=== Assigned task ===
Report each line of the entries that includes "JSON" by copying it.

────────

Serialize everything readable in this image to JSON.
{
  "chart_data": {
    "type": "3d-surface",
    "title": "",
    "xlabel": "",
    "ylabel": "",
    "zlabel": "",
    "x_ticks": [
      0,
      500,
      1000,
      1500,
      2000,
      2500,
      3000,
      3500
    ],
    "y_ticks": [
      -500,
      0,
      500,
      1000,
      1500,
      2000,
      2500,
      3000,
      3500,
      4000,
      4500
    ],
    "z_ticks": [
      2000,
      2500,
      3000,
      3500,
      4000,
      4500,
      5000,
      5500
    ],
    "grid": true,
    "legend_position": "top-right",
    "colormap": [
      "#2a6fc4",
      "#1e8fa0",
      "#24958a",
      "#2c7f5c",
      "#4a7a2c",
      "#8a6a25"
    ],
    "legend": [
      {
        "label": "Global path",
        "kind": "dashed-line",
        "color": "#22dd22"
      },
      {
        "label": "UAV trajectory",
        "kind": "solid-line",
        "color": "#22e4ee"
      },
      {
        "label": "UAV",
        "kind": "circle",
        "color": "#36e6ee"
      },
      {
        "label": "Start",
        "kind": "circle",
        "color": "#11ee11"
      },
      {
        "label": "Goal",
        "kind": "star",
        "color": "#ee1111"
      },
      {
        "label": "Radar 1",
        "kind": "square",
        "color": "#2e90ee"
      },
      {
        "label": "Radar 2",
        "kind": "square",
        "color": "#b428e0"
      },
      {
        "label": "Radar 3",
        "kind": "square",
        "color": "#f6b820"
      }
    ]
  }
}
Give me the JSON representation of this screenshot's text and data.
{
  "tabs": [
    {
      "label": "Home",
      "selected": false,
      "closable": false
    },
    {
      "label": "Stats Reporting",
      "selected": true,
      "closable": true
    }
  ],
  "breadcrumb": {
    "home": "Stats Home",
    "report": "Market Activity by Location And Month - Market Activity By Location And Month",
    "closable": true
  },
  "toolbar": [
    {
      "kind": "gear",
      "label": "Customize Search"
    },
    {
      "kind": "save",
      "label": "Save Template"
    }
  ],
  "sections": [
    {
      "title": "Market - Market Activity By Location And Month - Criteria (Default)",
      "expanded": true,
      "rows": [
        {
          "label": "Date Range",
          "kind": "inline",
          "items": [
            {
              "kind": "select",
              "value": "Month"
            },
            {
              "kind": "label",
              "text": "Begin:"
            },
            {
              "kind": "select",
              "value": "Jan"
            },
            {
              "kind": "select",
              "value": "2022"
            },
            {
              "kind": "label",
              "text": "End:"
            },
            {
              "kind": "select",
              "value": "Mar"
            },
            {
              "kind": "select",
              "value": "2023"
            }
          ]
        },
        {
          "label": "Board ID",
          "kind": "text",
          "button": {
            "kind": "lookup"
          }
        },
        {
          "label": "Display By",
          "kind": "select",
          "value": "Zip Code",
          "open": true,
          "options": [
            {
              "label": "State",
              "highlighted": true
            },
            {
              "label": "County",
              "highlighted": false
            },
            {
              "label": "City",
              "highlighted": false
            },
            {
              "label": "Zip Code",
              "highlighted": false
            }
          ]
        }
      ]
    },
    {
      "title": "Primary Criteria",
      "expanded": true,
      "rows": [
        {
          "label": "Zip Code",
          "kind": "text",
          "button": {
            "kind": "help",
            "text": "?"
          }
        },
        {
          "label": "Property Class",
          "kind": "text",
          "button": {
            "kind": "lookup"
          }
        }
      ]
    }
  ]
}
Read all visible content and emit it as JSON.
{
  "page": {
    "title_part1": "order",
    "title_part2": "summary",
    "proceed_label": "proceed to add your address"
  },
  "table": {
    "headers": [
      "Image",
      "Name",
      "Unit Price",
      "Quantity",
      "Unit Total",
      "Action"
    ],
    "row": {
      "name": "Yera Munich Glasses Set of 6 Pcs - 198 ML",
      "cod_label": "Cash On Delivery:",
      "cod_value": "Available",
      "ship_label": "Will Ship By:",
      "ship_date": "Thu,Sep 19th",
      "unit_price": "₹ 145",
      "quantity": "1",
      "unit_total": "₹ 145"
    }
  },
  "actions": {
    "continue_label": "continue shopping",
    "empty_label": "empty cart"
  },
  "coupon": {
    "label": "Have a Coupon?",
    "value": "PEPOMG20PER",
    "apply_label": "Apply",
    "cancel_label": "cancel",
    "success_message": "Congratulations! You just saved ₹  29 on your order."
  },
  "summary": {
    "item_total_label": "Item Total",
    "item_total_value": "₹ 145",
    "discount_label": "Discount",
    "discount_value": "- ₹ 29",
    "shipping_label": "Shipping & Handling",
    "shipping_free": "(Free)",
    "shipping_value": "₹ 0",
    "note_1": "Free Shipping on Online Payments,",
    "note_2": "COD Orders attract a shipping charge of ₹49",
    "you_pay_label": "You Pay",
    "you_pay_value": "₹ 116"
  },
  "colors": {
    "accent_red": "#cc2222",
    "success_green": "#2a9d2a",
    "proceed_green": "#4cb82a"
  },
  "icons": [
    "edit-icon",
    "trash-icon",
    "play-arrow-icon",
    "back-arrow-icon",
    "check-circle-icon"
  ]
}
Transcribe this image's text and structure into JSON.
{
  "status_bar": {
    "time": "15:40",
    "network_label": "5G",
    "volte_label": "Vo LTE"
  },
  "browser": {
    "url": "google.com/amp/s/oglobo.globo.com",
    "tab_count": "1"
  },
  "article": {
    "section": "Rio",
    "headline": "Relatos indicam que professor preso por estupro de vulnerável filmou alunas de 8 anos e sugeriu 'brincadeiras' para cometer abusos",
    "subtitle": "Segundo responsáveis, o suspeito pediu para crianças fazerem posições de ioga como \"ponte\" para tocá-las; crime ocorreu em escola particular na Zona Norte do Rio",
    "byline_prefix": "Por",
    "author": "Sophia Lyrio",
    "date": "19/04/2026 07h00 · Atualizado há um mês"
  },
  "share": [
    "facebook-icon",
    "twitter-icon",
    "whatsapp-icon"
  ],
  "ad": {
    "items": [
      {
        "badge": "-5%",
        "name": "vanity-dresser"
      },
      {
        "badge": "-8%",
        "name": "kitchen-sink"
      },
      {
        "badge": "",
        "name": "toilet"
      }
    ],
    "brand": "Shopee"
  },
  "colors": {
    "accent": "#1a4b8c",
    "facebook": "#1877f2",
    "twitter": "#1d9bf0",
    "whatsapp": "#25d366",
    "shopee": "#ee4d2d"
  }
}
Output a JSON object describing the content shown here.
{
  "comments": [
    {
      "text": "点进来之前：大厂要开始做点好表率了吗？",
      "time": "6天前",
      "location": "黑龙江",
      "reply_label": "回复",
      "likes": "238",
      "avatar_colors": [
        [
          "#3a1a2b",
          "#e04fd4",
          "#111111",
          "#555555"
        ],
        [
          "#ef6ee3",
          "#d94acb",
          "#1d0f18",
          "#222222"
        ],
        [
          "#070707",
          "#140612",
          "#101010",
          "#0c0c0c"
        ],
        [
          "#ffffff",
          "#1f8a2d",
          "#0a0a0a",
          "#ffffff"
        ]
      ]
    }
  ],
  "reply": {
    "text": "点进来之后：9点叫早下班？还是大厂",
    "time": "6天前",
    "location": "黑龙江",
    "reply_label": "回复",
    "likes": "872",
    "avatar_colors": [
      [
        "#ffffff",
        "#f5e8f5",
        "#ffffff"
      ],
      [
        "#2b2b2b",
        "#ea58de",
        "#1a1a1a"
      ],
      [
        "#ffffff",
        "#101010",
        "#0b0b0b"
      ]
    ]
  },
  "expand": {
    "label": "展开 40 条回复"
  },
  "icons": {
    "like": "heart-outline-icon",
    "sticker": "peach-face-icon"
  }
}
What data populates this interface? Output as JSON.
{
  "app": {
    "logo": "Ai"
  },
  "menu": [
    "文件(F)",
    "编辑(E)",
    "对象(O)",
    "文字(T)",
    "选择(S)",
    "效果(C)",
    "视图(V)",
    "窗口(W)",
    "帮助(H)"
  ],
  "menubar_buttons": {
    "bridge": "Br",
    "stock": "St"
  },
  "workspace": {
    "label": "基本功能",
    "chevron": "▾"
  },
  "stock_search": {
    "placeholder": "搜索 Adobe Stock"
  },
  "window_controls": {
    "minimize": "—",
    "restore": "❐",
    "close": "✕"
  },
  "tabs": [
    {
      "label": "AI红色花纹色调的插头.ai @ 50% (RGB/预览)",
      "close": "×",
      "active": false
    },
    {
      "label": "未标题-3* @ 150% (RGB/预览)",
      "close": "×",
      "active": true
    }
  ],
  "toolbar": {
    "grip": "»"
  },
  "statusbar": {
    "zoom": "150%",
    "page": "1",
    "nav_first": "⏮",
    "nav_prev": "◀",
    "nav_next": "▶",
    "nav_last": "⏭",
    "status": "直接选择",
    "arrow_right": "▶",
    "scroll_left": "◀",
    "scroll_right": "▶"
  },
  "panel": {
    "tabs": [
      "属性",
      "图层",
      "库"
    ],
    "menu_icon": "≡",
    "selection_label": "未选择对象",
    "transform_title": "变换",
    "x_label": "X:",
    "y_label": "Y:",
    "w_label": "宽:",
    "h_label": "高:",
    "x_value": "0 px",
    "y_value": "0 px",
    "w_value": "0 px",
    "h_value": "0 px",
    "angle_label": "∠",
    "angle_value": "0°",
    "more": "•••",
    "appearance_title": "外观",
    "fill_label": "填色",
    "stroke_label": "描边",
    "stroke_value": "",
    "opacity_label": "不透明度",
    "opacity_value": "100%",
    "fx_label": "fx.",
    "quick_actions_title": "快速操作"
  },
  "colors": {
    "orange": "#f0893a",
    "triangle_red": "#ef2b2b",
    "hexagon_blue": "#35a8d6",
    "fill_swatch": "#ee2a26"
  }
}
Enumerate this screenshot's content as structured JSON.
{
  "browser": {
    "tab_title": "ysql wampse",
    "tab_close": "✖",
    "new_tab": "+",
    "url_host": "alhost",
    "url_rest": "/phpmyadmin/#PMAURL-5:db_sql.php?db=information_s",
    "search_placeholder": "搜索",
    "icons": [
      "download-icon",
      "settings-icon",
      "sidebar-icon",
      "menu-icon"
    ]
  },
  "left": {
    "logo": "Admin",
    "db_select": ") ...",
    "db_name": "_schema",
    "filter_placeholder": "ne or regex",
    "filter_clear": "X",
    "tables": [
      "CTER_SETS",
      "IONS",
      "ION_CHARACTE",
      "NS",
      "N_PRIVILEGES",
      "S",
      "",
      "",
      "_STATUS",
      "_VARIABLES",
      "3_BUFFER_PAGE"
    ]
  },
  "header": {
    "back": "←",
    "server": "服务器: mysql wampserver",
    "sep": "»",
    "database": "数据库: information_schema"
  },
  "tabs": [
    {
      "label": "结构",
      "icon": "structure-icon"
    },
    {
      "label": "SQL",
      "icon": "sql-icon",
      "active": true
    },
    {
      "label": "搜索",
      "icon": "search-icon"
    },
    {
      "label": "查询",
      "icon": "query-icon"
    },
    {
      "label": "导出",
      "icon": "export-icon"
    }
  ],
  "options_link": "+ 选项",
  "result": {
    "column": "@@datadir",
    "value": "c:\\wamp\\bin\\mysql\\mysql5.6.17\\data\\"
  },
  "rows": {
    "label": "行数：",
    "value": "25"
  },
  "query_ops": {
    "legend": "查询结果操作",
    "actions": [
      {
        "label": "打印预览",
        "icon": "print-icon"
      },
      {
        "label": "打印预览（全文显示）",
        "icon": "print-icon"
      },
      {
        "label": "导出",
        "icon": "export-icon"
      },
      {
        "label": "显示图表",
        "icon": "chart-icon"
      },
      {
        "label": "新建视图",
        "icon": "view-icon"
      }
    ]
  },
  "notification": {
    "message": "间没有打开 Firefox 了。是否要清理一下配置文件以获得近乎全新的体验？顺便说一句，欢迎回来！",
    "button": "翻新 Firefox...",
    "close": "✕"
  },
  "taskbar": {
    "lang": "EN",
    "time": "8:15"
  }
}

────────

=== Task solution ===
Serialize everything readable in this image to JSON.
Give me the JSON representation of this screenshot's text and data.
Read all visible content and emit it as JSON.
Transcribe this image's text and structure into JSON.
Output a JSON object describing the content shown here.
What data populates this interface? Output as JSON.
Enumerate this screenshot's content as structured JSON.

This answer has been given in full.